Trump’s Tariffs Could Trigger a Second, Bigger Retail Apocalypse

JM Ashby
Written by JM Ashby

The so-called "retail apocalypse" peaked in 2017 when almost 9,000 brick and mortar stores closed, but Trump's next round of tariffs on all remaining Chinese goods not already subject to tariffs could trigger a bigger wave of closures over the next year.

Although Trump's tariffs on over $250 billion in Chinese goods have already been on the books for a year, those tariffs were imposed on a wide range of industrial goods and equipment that average people do not buy on a regular basis. With some exceptions, previous tariffs did not hit consumer products.

Trump's next round of tariffs on $300 million in Chinese goods will be different.
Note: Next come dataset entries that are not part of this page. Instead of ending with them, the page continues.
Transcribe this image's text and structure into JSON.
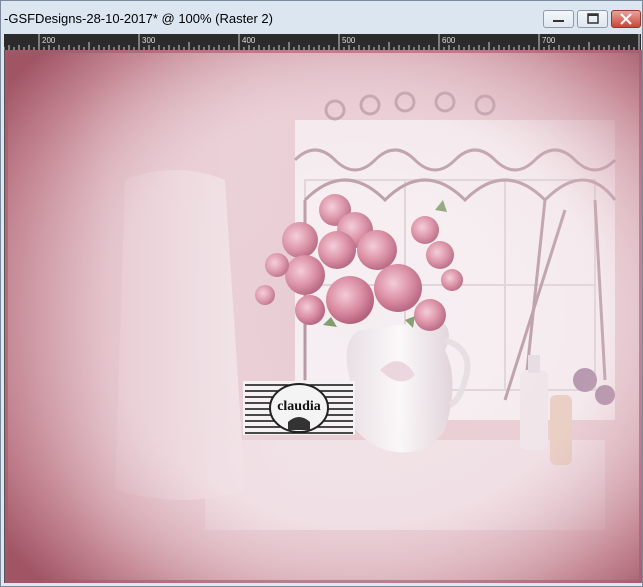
{
  "window": {
    "title": "-GSFDesigns-28-10-2017* @ 100% (Raster 2)",
    "buttons": {
      "minimize": "minimize-icon",
      "maximize": "maximize-icon",
      "close": "close-icon"
    }
  },
  "ruler": {
    "labels": [
      "200",
      "300",
      "400",
      "500",
      "600",
      "700"
    ]
  },
  "canvas": {
    "watermark_text": "claudia",
    "colors": {
      "frame": "#a8606e",
      "background": "#e2bcc4",
      "roses": "#d68aa6",
      "pitcher": "#f3f0f2"
    }
  }
}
These tariffs will be imposed on consumer goods and average American will begin to see higher prices on store shelves.

The retail lobby is warning that Trump's next round of tariffs will hit consumers directly and, if Trump increases the size of these tariffs as much as he has threatened to, it could lead to 12,000 store closures in 2020, up from 7,500 in 2019.

"The list of products these tariffs will hit are almost entirely consumer oriented," Hun Quach, vice president of international trade for the Retail Industry Leaders Association, said in a statement. "This new 10% tariff on Chinese imports is a direct hit on consumer products and family budgets, plain and simple."

A UBS analysis from May estimated that a 25% tariff on remaining Chinese imports — which is the group of goods targeted by Trump — could trigger 12,000 store closings over the next year.

So far in 2019, retailers have announced more than 7,500 store closings, which is higher than the number of closings from all of last year.

Trump's tariffs on remaining Chinese goods will begin at 10 percent on September 1st, but Trump has said his tariffs will remain at 10 percent for a "short period of time" and will gradually increase to 25 percent and possibly even higher.

I don't view higher tariffs as much of a 'possibility' as I do an inevitability.

If it proves to be true that Trump's trade war will not end until he's out of office, that gives him more than a year of time to fidget and fiddle with the global economy. Trump was incapable of keeping his tariffs to himself for more than four weeks after declaring a "truce" with Chinese President Xi Jinping and there's a lot of weeks left between today and the 2020 election.

I doubt Trump will even make it to Thanksgiving without raising his tariffs from 10 to 25 percent. And even that may be too generous. Can he make it to Halloween? An actual War on Christmas is coming.